*Problem to solve*.
Could you set down every record below exactly as it appears?

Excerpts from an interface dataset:
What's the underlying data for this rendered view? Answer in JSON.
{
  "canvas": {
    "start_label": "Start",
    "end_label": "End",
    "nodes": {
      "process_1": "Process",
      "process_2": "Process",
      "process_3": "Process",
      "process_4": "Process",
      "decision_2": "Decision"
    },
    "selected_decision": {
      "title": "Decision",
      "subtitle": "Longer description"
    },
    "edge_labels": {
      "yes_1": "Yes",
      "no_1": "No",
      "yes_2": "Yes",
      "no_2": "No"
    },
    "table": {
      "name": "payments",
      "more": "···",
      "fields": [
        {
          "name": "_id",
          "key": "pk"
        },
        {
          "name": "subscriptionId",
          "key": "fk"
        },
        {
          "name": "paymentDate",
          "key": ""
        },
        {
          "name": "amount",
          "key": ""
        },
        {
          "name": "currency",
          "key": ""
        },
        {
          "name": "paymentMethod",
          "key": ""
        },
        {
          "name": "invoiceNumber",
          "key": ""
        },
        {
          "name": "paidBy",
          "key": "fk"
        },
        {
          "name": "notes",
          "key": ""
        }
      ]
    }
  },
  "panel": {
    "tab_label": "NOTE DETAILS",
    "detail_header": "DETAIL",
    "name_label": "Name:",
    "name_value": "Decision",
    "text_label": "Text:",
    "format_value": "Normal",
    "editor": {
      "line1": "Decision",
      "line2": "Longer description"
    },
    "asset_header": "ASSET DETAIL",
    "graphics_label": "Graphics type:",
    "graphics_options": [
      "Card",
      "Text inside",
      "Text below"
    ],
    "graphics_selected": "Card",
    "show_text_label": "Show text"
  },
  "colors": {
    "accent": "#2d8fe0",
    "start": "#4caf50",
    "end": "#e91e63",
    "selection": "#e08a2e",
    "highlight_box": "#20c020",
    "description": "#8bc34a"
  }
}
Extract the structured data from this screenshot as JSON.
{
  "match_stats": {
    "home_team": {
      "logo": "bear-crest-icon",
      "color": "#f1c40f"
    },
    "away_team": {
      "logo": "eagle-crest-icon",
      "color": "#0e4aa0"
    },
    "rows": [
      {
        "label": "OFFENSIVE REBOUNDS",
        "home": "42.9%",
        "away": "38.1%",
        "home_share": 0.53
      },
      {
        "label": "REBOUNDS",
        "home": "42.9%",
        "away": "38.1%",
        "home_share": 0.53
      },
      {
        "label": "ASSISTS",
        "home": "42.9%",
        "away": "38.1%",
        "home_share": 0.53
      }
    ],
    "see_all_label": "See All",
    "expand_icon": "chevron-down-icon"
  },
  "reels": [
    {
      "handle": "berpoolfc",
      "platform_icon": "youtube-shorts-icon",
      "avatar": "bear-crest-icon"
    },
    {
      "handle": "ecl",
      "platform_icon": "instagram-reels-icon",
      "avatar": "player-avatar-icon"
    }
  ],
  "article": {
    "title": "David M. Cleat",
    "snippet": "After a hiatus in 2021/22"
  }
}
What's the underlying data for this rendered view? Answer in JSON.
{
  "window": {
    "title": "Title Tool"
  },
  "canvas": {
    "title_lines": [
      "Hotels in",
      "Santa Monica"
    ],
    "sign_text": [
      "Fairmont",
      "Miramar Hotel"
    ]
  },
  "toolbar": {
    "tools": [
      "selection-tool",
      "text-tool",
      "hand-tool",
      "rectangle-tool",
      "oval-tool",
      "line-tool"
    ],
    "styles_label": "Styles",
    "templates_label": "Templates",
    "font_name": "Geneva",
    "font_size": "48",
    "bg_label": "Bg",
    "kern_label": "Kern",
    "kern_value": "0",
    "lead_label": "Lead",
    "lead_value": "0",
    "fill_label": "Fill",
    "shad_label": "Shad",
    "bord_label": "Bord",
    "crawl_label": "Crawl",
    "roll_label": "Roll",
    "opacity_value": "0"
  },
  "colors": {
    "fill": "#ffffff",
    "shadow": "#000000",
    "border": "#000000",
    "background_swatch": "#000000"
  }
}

*Answer below*.
What's the underlying data for this rendered view? Answer in JSON.
{
  "canvas": {
    "start_label": "Start",
    "end_label": "End",
    "nodes": {
      "process_1": "Process",
      "process_2": "Process",
      "process_3": "Process",
      "process_4": "Process",
      "decision_2": "Decision"
    },
    "selected_decision": {
      "title": "Decision",
      "subtitle": "Longer description"
    },
    "edge_labels": {
      "yes_1": "Yes",
      "no_1": "No",
      "yes_2": "Yes",
      "no_2": "No"
    },
    "table": {
      "name": "payments",
      "more": "···",
      "fields": [
        {
          "name": "_id",
          "key": "pk"
        },
        {
          "name": "subscriptionId",
          "key": "fk"
        },
        {
          "name": "paymentDate",
          "key": ""
        },
        {
          "name": "amount",
          "key": ""
        },
        {
          "name": "currency",
          "key": ""
        },
        {
          "name": "paymentMethod",
          "key": ""
        },
        {
          "name": "invoiceNumber",
          "key": ""
        },
        {
          "name": "paidBy",
          "key": "fk"
        },
        {
          "name": "notes",
          "key": ""
        }
      ]
    }
  },
  "panel": {
    "tab_label": "NOTE DETAILS",
    "detail_header": "DETAIL",
    "name_label": "Name:",
    "name_value": "Decision",
    "text_label": "Text:",
    "format_value": "Normal",
    "editor": {
      "line1": "Decision",
      "line2": "Longer description"
    },
    "asset_header": "ASSET DETAIL",
    "graphics_label": "Graphics type:",
    "graphics_options": [
      "Card",
      "Text inside",
      "Text below"
    ],
    "graphics_selected": "Card",
    "show_text_label": "Show text"
  },
  "colors": {
    "accent": "#2d8fe0",
    "start": "#4caf50",
    "end": "#e91e63",
    "selection": "#e08a2e",
    "highlight_box": "#20c020",
    "description": "#8bc34a"
  }
}
Extract the structured data from this screenshot as JSON.
{
  "match_stats": {
    "home_team": {
      "logo": "bear-crest-icon",
      "color": "#f1c40f"
    },
    "away_team": {
      "logo": "eagle-crest-icon",
      "color": "#0e4aa0"
    },
    "rows": [
      {
        "label": "OFFENSIVE REBOUNDS",
        "home": "42.9%",
        "away": "38.1%",
        "home_share": 0.53
      },
      {
        "label": "REBOUNDS",
        "home": "42.9%",
        "away": "38.1%",
        "home_share": 0.53
      },
      {
        "label": "ASSISTS",
        "home": "42.9%",
        "away": "38.1%",
        "home_share": 0.53
      }
    ],
    "see_all_label": "See All",
    "expand_icon": "chevron-down-icon"
  },
  "reels": [
    {
      "handle": "berpoolfc",
      "platform_icon": "youtube-shorts-icon",
      "avatar": "bear-crest-icon"
    },
    {
      "handle": "ecl",
      "platform_icon": "instagram-reels-icon",
      "avatar": "player-avatar-icon"
    }
  ],
  "article": {
    "title": "David M. Cleat",
    "snippet": "After a hiatus in 2021/22"
  }
}
What's the underlying data for this rendered view? Answer in JSON.
{
  "window": {
    "title": "Title Tool"
  },
  "canvas": {
    "title_lines": [
      "Hotels in",
      "Santa Monica"
    ],
    "sign_text": [
      "Fairmont",
      "Miramar Hotel"
    ]
  },
  "toolbar": {
    "tools": [
      "selection-tool",
      "text-tool",
      "hand-tool",
      "rectangle-tool",
      "oval-tool",
      "line-tool"
    ],
    "styles_label": "Styles",
    "templates_label": "Templates",
    "font_name": "Geneva",
    "font_size": "48",
    "bg_label": "Bg",
    "kern_label": "Kern",
    "kern_value": "0",
    "lead_label": "Lead",
    "lead_value": "0",
    "fill_label": "Fill",
    "shad_label": "Shad",
    "bord_label": "Bord",
    "crawl_label": "Crawl",
    "roll_label": "Roll",
    "opacity_value": "0"
  },
  "colors": {
    "fill": "#ffffff",
    "shadow": "#000000",
    "border": "#000000",
    "background_swatch": "#000000"
  }
}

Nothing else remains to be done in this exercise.